The cyclic voltammograms of the electrochemical polymerization of aniline using an aqueous solution (1.0molL-1 HCl) containing 0.5molL-1 and 0.02molL-1 of aniline are shown in the Figs. 18 (a) and (b), respectively. The current peak intensities increase with the increase of the number of cycles, indicating the regular growth of the PANI nanostructures. There are two redox peaks in Fig. 19 (a), peaks A and B. In both Figs. 18 (a) and 18(b), the current peak A slightly shifts to the higher potential, which probably derives from thickening of PANI films during the electrochemical polymerization. At this peak potential, the radical cation may be generated upon oxidation (polaron state). The current peak A* is broader and more negative when compared with the current peak A. This peak is relevant to the reduction of the polaron state. The current peak B shifts to the lower potential, which means that autocatalytic polymerization occurs during electrolysis of aniline and the diradical dications may be generated, which is attributed to the further oxidation of PANI to the form of quinoid (bipolaron state). In figure 18 (b) there are three redox peaks. The redox peak G and G* are oxidation and reduction processes of the gold electrode. This means that small amount of polyaniline is deposited in the electrode, as the results of Figure 12 indicate. In the middle current peaks, i.e. current peaks M and M*, there exists some controversy on the literature. Some authors attributed them to the presence of a polymer containing phenazine rings, while other authors attributed them to the oxidation and reduction of degradation products. Despite this divergence, it is known that changes on the electropolymerization conditions leads to changes in the initial nucleation and growth steps of polyaniline, as shown in figures 14 and 15, which therefore might dictate the nanostructure of the polymer being formed, as well as lead to polymer with differences in chemical structure.

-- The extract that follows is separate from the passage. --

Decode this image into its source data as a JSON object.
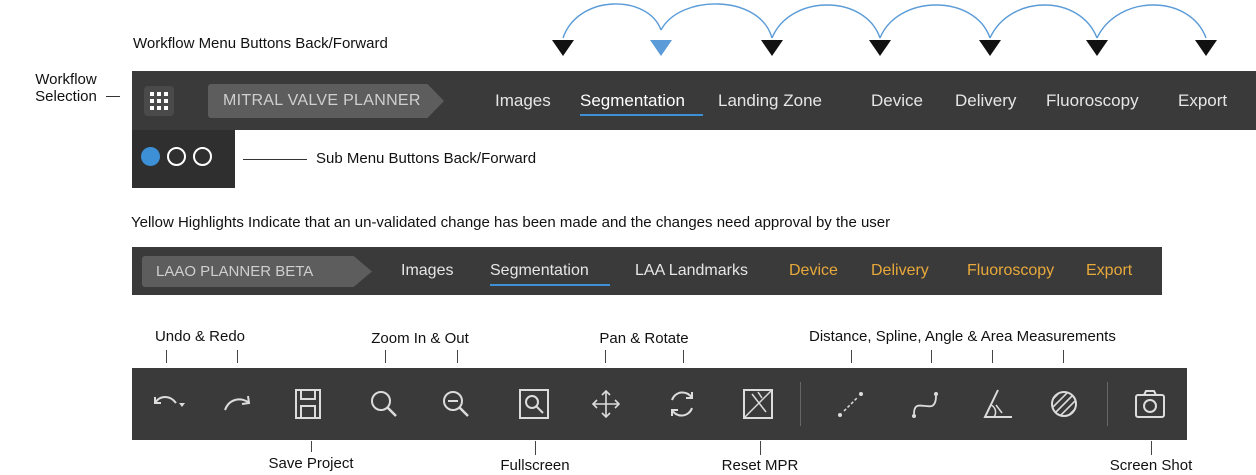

Continued Collaboration

The pos-doc who worked in this collaboration for Prof. Dr. Alan G. MacDiarmid for 4 years started to work in 2007 at the National Nanotechnology Laboratory at Embrapa with another Ph.D Student (M. Xavier) on this subject in collaboration with the nanotechnology network established at Embrapa.